More sprint ABM images

You may have noticed that my icon changed from Cadavre, to the Sprint missile. I may change back at some point, but I wanted to lend some support to my rocketry projects which have been revived considerably during the past year, when compared to the relative lull since 2004. Cadavre may return, but for now it is rocketry stuff. In the spirit of celebrating the new icon, please find below additional images of the Sprint rocket. I have added some basic information so that everyone can be on the same page. Check the link below for my first sprint post.

Sprint post from the archive.

Sprint info:

"It was a two stage rocket with a 1 KT Neutron bomb to take out the IRVs via explosive force and neutron flux. It worked up to 100,000 feet, and could hit more than mach 10. It was about 7,700 lbs, but took off with 650,000 lbs of thrust. Acceleration was 100 Gs." -R2K


Dick said...

Cool images. The last launch photo is really interesting. That's what I call a right turn!

Bob said...

Along with the Spartan missile, the two made up the Safeguard system.

The Spartan was the long range interceptor, range about 120 miles, while the Sprint was intended as a last ditch effort to take out an incoming ICBM.

I do recall Safeguard Mission Seven in April 1971, where the Sprint was considered to have met all mission requirements (even tho it missed by a quarter-mile), but the Spartan was not launched because "the rev missed the interceptor safety wedge by approx. 500 feet." The Spartan was to be launched at a later date against a space point target(thin air), using MI-7 trajectory data.

The target missile carrying the rev(reentry vehicle) was a Polaris launched north of Kwaj from the USS Observation Island, the only surface vessel able to surface launch a Polaris missile.

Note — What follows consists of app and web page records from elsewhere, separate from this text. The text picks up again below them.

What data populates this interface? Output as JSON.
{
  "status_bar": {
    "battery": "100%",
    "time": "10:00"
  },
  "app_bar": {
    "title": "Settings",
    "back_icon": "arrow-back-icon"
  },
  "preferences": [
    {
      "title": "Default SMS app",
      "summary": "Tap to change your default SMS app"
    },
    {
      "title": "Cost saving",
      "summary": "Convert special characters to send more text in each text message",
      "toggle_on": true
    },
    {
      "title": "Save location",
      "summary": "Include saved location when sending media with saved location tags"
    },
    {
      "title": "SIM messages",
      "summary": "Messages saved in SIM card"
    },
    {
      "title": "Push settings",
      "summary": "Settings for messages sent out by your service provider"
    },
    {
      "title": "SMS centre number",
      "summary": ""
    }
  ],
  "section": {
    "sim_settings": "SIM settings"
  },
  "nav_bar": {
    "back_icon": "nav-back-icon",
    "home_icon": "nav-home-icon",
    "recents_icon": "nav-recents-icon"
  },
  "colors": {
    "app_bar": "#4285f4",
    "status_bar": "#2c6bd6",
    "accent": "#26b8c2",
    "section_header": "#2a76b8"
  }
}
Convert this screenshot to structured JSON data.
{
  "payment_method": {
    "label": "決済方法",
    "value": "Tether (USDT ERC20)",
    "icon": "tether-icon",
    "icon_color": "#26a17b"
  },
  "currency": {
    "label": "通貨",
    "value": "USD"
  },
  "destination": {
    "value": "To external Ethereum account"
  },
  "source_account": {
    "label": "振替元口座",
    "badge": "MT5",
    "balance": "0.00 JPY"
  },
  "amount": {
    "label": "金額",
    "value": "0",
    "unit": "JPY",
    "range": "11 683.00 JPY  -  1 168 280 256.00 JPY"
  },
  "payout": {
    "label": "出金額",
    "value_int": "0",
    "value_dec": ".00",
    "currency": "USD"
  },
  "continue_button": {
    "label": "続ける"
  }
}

The USNS Wheeling, PMR's range safety ship, was on hand to beacon track the Polaris that carried the target rev, which in fact... did go where it was supposed to.

Fun days... good memories. Too bad so much if it can't be talked about.